It is in the interplay between impoverishment and homelessness that Okiji makes her case for the blackness of jazz. The significance of these claims lies not only in their novelty, but the means by which she puts them together. A notable feature of the theorisations of jazz as a modality of blackness in this book is Okiji’s break with the modernist reliance upon heroic figures. She does not get caught up in the trap of lionising exceptional artists, but instead braids her analysis with numerous instances of jazz’s radical operations (Charles Mingus, Bessie Smith, Louis Armstrong, The Art Ensemble of Chicago, Thelonious Monk and Billie Holiday), as well as extra-musical figures who have their own orientations towards blackness as impoverishment and homelessness (Nathaniel Mackey and Saidiya Hartman).
All of this thinking is presented in a manner which folds back into Okiji’s repeated reference to jazz as ‘sociomusical play’. It is evident from the opening pages of this book that it has been handled by a person, with all the beauty of scars running across the surface of the writing.

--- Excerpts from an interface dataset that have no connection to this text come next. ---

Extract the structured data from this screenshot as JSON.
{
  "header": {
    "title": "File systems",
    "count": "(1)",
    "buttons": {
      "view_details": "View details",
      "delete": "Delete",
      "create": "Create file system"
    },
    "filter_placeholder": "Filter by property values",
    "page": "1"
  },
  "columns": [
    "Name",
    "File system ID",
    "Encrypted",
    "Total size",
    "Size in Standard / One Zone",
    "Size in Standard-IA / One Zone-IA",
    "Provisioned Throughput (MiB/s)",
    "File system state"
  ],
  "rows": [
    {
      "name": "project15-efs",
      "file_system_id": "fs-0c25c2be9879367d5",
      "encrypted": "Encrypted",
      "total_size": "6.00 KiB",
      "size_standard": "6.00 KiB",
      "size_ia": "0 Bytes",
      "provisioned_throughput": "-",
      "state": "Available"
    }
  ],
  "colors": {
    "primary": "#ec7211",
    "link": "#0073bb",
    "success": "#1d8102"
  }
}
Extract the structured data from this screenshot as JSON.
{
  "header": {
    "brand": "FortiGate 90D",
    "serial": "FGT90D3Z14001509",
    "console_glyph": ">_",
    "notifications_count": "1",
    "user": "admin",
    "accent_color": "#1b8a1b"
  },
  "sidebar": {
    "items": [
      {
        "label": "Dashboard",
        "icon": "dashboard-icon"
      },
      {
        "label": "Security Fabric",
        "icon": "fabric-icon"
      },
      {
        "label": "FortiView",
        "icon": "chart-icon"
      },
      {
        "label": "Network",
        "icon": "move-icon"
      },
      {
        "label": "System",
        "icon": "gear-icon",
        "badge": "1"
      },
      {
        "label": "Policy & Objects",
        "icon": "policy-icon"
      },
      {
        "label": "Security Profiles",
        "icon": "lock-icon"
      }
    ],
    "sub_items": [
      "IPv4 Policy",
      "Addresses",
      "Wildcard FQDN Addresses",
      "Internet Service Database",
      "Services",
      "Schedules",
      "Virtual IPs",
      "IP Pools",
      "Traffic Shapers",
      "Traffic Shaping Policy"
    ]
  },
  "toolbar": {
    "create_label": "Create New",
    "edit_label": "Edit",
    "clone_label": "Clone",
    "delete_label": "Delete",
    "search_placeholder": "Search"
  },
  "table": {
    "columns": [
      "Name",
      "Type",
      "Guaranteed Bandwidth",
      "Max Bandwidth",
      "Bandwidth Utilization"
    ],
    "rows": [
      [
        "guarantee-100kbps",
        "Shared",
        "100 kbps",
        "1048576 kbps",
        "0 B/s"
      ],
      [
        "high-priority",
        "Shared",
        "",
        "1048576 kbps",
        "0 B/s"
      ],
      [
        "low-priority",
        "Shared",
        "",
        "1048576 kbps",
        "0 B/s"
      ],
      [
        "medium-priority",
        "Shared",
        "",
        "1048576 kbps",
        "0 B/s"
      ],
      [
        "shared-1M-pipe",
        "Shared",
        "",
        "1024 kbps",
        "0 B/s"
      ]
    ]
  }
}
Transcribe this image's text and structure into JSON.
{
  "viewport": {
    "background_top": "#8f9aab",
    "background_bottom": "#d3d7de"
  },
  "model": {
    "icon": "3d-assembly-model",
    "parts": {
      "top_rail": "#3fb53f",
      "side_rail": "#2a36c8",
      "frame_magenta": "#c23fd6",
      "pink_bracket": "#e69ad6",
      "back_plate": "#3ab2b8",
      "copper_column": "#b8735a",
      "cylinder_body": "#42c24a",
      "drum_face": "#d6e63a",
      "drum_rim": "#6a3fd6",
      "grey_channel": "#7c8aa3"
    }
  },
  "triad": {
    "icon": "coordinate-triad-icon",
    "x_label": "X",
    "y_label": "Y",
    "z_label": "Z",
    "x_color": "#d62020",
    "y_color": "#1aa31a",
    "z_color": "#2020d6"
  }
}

Which is to say that Jazz as Critique is the rare type of text that has a voice and is willing to use that voice to make an argument, as opposed to the now standardised model of text as hermetically-sealed object engineered in the hothouse of a graduate school program.